In countries where homosexuality is taboo, internet privacy is even more important. When it comes to online safety, LGBTQ people automatically face the risk of being exposed to harmful content. In countries where same-sex marriage is illegal, such as Nigeria, the lack of space is overwhelming. Fortunately, a recent study suggests that the Internet is a safe haven for LGBTQ people. But there are still some issues with internet privacy, especially for marginalized groups.

ISPs generally collect information about consumers, but this should be limited to the information necessary for connectivity and should be disclosed to the user. But if ISPs are unable to protect user information, they may give it to the government. Even if they don't require a warrant, this could result in significant privacy issues. While ISPs are legally prohibited from hacking people's information, the risk remains. If you're concerned about your privacy, internet privacy access could be the solution.

Tails is a modern, security-focused operating system that preserves anonymity and privacy. All connections to Tails are made through the Tor network. Tails runs off a live CD or USB drive. It also leaves no traces, unless the user expressly requests them to. Tails is funded by Mozilla and Tor, two leading privacy organizations, and Edward Snowden himself used Tails to expose surveillance activities. As such, it is considered a major threat to the NSA's mission of knowing everything about everyone.

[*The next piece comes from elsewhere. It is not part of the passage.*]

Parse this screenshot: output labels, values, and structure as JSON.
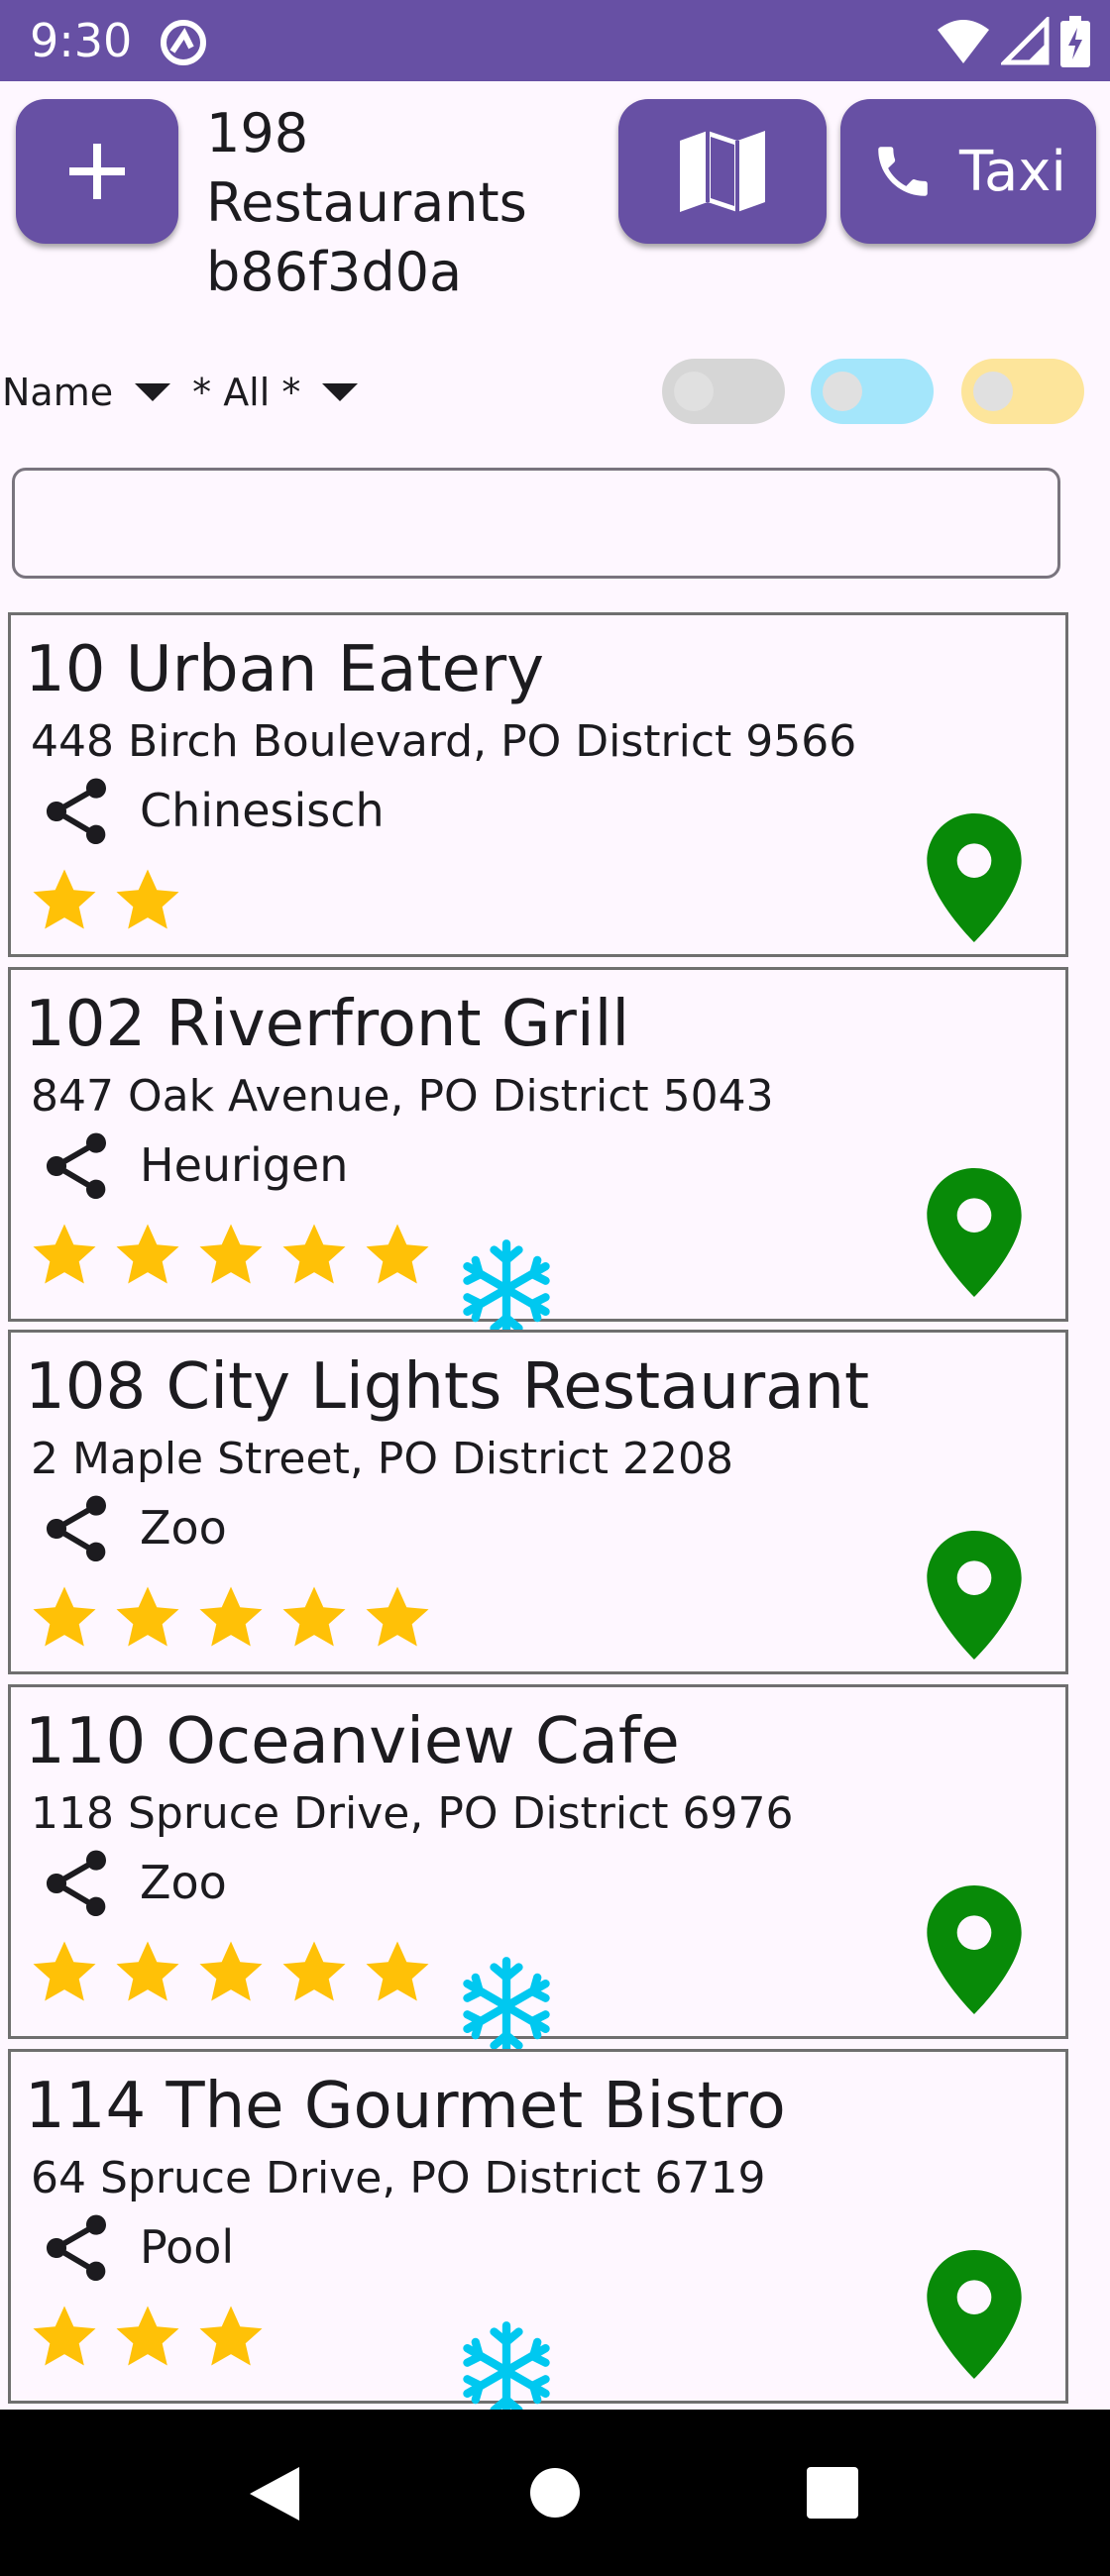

Nevertheless, younger generations have much easier access to the Internet than people of past generations. Many of them may not even consider the difficulties in removing information once they're online. Digital media is rapidly advancing, and it is essential that everyone protects their privacy. In today's society, we can no longer afford to ignore this fact. You can protect your privacy and your data. With internet privacy access, you can take your privacy back!

If you're worried about the security of your personal information, it's time to make smarter choices regarding online transactions. After all, there are plenty of digital forms of transactions available that can be controlled. And while cash is still the most secure form of internet privacy access, it's not completely anonymous. Whether you're purchasing online or making a purchase in a physical store, your information is being tracked and sold to marketers. This means you'll receive a constant barrage of spam and advertisements unless you're careful.

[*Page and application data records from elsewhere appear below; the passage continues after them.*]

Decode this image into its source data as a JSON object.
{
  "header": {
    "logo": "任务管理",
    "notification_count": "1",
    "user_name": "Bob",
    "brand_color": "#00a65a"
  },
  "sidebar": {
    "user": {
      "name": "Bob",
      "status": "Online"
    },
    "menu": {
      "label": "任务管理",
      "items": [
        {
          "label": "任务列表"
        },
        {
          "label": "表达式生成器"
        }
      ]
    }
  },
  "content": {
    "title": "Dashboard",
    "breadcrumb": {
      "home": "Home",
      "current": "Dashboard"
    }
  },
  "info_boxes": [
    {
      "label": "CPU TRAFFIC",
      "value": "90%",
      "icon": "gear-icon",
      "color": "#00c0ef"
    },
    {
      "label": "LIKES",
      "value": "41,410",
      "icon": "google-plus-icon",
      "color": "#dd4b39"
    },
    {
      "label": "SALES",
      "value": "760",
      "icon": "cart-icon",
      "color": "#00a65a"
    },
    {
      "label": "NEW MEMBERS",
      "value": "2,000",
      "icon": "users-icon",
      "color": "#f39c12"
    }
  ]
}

In Mainland China, the government is also accused of actively restricting the flow of information and censoring websites. Despite efforts to protect the privacy of internet users, the government continues to censor its citizens' online activities. In mid-2000, Yahoo! was caught in China and provided information to the Chinese government to help track down a journalist. This practice isn't uncommon, as the government is known to censor content online.

In addition to censorship, a lack of internet privacy access can lead to a compromised identity. Private Internet Access offers a no logs policy and other security measures to reassure its users. While this may not be an ideal situation for some, the privacy protection it offers is a big plus. It's also compatible with the most popular apps, operating systems, smart TVs, and game consoles. Lastly, it's worth noting that private internet access comes with a 30-day money back guarantee.

Internet privacy access advocates are urging developers to adopt open source technologies. Open source technology can be developed faster and at a lower cost, allowing users to see which websites have been spied on or tried to hack their devices. However, closed source technology is likely to limit development of new technologies in developing nations due to prohibitive licensing costs from Microsoft. A recent study by Article 19 revealed that 71 countries have laws that make it illegal for LGBTQ people to be active online.

While Americans are increasingly aware of the risks and benefits of privacy-related virtual browser , most still feel that they don't have complete control over their personal information. The majority of Americans follow privacy news closely. A recent Pew Research Center survey found that only one-third of older adults believe that the government collects their information without their consent. However, a much lower percentage of the older population believes that government data collection benefits them. This data reflects that Americans of all ages ha